You know the saying; the apple doesn’t fall far from the tree. Even though apple and other fall fruit harvest is nearing its end, that doesn’t mean that the work is over. Fall sanitation is a key part of fruit management. A little extra work now could ensure a successful growing season next year.
Make sure your fruit trees are ready for the winter to come. Start by making sure that your tree goes into winter with an adequate amount of moisture. The recommendation for trees is to have about 1” of supplemental water per week. This is about enough water to get the top 8” of the soil moist. Fruit trees do not require much fertilization, especially in the fall. As long as the fruit tree is planted in a healthy soil, it will not require fertilization. In the fall we want trees to go dormant, not produce more growth, which is why we avoid fertilizing trees in the fall.
Fruit trees can benefit from good fall sanitation. Healthy fallen fruits or leaves can be collected and placed in the compost pile. Removal of rotting dropped fruit as well as diseased fruit and leaves will help decrease the potential for pathogens to infect next year’s crop. Fruit mummies, dried fruits that remained on the branch, and diseased fruits and leaves should be picked up and thrown away, not put into the compost pile or worked into the soil. Branches that were infected with fire blight and other bacterial or fungal cankers should be removed and disposed of as well.
Protect your fruit trees now for pesky critters. Mow the grass under the tree and as close to the trunk as you can get without causing damage. This will remove good overwintering sites for rodents. Also, be on the lookout for rodent paths or holes where they burrow and use the desired form of control. Before the ground freezes, consider protecting the tree as well. A well-constructed rabbit fence will help to protect smaller trees from becoming a bunny’s next meal. Be sure that the fence is not only 15-18” tall, just in case we get snow, but it also should be buried in the ground 6” to keep the rascals from trying to dig under.
Strawberries could also benefit from a little care before winter. Thinning plants, providing adequate moisture throughout the fall, and mulching in late fall are all important fall care practices. Thin strawberry plants in mid-October and aim for a spacing of five to seven plants per square foot to help allow optimum fruit production the following year. Remove small and weak plants as well as any new runners or daughter plants that have not rooted down yet.
Mulching strawberry plants is another good practice to use. Winter mulch will help prevent or reduce winter damage to the crowns and flower buds of the plants. Wait to mulch strawberries until late November or early December, after the soil has frozen at a depth of ½ an inch or the airtime temperatures have dropped into the 20’s. Mulch applied too early in the fall can delay hardening off, which can lead to the plants being more susceptible to winter injury and possibly crown rot. Mulches that work well for strawberries can include wood chips, pine straw, newspapers, coarse sawdust, clean straw or hay, or any loose mulch that will not compact heavily. Leave the mulch on the plants until the new growth begins, usually in mid-April.

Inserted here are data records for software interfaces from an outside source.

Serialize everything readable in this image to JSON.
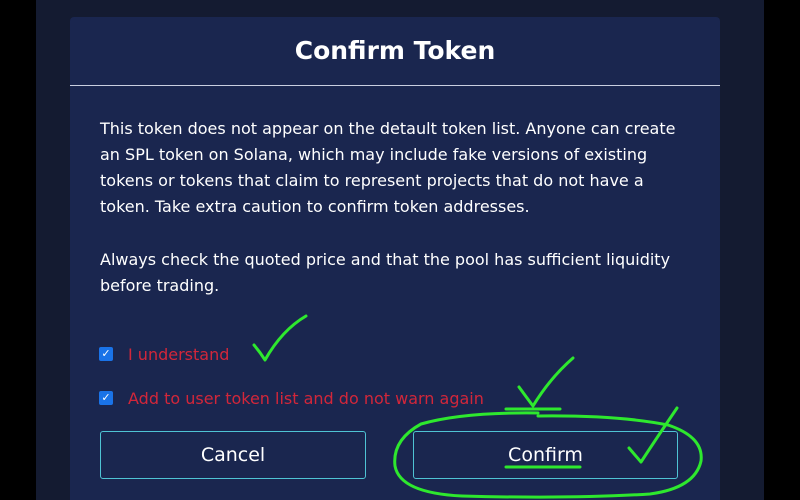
{
  "modal": {
    "title": "Confirm Token",
    "paragraph1": "This token does not appear on the detault token list. Anyone can create an SPL token on Solana, which may include fake versions of existing tokens or tokens that claim to represent projects that do not have a token. Take extra caution to confirm token addresses.",
    "paragraph2": "Always check the quoted price and that the pool has sufficient liquidity before trading."
  },
  "checkboxes": [
    {
      "label": "I understand",
      "checked": true
    },
    {
      "label": "Add to user token list and do not warn again",
      "checked": true
    }
  ],
  "buttons": {
    "cancel": "Cancel",
    "confirm": "Confirm"
  },
  "colors": {
    "modal_bg": "#1a264f",
    "backdrop": "#141b31",
    "button_border": "#4fc3d4",
    "warning_text": "#d2263a",
    "checkbox": "#1a73e8",
    "annotation": "#2ee82e"
  },
  "icons": {
    "checkbox_mark": "✓"
  }
}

There are a few steps you can take to decrease the spread of pathogens. Machinery and tools should be disinfected on a regular basis and when they come into contact with infected plant material. Steam, hot water under pressure, or a 10% bleach solution can be used to disinfect. Before and after pruning out diseased branches, disinfect pruners and loppers to keep from spreading diseases.

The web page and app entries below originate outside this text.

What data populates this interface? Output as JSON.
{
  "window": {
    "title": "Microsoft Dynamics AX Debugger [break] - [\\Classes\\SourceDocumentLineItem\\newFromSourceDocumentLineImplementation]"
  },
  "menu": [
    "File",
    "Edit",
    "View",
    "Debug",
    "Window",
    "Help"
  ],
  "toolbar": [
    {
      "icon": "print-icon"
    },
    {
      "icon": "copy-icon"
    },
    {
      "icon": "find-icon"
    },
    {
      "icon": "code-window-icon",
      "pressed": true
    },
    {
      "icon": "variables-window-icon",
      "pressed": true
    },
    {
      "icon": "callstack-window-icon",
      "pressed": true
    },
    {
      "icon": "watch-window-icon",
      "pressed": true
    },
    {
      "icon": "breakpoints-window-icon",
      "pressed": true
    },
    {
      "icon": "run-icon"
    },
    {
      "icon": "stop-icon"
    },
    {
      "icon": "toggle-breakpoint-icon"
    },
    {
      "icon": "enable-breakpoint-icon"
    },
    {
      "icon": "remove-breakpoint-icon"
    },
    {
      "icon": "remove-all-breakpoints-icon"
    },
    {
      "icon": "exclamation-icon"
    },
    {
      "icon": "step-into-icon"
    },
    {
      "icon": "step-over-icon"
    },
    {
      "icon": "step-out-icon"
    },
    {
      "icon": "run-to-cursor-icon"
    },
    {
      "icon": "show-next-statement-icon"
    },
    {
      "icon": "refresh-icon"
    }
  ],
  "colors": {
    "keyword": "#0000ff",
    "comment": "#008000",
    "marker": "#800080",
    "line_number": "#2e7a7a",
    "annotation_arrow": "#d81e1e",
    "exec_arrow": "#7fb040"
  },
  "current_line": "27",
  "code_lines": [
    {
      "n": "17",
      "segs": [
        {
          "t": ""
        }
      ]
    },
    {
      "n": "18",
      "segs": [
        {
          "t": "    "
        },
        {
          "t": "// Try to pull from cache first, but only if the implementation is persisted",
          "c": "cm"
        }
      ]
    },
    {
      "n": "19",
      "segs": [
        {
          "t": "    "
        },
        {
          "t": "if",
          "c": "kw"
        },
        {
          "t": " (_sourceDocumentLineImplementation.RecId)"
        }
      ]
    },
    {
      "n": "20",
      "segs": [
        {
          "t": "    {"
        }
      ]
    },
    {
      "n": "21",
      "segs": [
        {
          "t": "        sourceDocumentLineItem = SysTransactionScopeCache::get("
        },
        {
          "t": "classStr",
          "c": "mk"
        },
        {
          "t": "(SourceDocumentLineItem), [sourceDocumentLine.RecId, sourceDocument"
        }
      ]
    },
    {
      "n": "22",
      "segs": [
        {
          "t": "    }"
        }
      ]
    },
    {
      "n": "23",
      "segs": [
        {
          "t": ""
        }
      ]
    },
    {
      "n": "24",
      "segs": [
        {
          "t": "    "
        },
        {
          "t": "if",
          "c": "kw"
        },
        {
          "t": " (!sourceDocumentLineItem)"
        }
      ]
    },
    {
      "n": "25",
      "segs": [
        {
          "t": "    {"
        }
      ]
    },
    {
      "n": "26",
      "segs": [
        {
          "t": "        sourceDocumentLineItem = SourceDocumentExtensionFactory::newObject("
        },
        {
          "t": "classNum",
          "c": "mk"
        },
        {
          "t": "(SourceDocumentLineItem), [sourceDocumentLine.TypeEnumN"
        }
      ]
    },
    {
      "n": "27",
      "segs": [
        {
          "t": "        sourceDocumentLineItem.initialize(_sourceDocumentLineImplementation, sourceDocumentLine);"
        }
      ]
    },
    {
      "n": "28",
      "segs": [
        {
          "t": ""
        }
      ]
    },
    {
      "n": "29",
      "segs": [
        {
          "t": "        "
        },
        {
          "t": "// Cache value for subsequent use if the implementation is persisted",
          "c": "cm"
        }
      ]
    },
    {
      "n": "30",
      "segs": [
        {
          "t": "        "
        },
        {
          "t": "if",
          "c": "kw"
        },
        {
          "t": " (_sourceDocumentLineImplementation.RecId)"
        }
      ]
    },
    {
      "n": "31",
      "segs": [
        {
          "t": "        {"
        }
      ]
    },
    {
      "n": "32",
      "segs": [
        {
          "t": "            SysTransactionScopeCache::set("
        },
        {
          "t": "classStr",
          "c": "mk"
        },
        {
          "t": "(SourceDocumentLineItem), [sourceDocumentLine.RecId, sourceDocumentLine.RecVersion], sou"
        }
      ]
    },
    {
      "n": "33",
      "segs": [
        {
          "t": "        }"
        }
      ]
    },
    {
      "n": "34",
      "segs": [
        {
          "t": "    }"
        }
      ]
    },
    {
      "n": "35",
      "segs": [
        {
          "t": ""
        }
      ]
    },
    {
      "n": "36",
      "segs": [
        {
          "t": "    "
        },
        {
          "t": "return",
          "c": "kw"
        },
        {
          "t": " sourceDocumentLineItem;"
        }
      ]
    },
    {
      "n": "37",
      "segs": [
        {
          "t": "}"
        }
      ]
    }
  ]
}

For more information contact Elizabeth Killinger at email@example.com, 308-385-5088, on Facebook, Twitter, her blog at https://huskerhort.wordpress.com/, or visit the University of Nebraska-Lincoln Extension website: hall.unl.edu.